Bill Evans, Thelonious Monk, Bud Powell and Stevie Wonder are among Corea’s “sitters,” if you will, but rather than provide mere homage, Corea finds new freedoms-of spirit-in the work of each man, which is, of course, the purpose of that pioneering work in the first place. The Monk offering finds Corea teasing out the good-humored wit Monk favored even in what we might regard as his night pieces, and there’s also something delightfully curatorial afoot, the notion that in infusing these sonic canvases with new color, a master is revitilizing other masters as others will hopefully do for him.

There’s a Pictures at an Exhibition vibe, with Corea sheperding patrons about, but who knew the dude had so much Bob Newhart in him?

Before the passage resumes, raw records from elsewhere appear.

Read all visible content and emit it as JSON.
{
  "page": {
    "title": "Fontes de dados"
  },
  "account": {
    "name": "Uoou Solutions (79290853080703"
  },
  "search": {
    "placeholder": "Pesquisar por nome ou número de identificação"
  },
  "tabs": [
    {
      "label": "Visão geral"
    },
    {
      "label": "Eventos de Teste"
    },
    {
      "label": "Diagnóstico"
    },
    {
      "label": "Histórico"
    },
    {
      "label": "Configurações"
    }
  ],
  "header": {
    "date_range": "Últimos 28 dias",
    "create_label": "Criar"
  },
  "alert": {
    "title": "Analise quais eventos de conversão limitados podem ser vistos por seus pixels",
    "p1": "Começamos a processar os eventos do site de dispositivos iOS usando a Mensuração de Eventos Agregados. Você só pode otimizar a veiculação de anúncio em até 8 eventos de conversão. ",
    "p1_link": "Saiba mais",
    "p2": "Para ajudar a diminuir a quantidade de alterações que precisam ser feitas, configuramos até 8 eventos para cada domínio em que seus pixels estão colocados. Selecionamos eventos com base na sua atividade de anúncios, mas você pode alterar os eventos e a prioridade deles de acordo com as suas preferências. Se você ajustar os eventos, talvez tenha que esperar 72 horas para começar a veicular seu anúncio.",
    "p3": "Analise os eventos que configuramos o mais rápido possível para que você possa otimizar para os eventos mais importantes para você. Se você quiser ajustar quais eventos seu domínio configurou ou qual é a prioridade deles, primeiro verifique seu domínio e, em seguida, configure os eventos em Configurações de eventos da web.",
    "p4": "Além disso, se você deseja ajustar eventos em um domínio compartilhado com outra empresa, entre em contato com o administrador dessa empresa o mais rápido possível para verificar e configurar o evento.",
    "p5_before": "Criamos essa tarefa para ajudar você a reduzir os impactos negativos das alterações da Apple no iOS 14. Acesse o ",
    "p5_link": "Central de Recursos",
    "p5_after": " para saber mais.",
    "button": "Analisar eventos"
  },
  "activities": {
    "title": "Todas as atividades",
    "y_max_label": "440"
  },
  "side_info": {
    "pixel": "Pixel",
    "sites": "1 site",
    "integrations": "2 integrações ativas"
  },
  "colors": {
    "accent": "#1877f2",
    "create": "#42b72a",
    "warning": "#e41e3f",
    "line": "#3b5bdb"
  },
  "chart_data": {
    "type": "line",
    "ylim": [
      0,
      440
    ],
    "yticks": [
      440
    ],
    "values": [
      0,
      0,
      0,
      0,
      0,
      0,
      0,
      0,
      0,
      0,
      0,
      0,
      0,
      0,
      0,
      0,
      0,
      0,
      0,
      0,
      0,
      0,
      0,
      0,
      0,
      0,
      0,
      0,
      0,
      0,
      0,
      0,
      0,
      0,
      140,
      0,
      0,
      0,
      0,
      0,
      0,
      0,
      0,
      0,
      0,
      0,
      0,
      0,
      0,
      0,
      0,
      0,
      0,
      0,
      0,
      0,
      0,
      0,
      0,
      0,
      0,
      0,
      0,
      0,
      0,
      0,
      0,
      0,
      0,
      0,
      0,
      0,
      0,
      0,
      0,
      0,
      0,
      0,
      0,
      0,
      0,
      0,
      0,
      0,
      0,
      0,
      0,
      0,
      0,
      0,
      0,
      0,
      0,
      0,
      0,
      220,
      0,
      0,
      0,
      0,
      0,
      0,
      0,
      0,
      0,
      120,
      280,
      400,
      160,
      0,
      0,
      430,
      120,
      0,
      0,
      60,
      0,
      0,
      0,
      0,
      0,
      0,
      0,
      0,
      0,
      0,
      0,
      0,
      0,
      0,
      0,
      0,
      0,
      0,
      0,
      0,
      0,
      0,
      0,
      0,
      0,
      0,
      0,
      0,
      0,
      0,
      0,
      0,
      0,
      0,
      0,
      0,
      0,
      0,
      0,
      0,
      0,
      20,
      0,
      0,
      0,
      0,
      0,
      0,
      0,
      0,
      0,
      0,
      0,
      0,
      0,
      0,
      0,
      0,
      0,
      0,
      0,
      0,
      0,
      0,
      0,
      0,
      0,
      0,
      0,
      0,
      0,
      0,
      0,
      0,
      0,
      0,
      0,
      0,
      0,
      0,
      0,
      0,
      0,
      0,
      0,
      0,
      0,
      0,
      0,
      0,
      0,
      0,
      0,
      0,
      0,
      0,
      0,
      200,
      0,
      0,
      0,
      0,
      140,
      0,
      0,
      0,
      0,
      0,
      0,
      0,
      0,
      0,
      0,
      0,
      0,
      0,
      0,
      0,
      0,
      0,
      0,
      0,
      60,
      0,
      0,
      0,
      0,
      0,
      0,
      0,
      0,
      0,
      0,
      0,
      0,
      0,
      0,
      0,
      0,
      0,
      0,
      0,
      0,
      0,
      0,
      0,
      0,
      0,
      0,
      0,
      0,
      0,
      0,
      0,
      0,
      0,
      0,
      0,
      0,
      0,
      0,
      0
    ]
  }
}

He’s funny, and that readies the at-home listener for the music that appears more academic on the second disc-portraits of Bartók and Scriabin-before arriving at nine original songs for children and a series of “Portraits”: improvised pieces based on conversations with members of his audience. That the classical ventures dovetail so nicely with the material that’s putatively for grammar school kids provides an enlightening point: a capacity for wonder serves one equally well as a classical master, a pre-teen, a middle-aged listener or a jazz genre-buster whose work doesn’t break for parameters.

Originally Published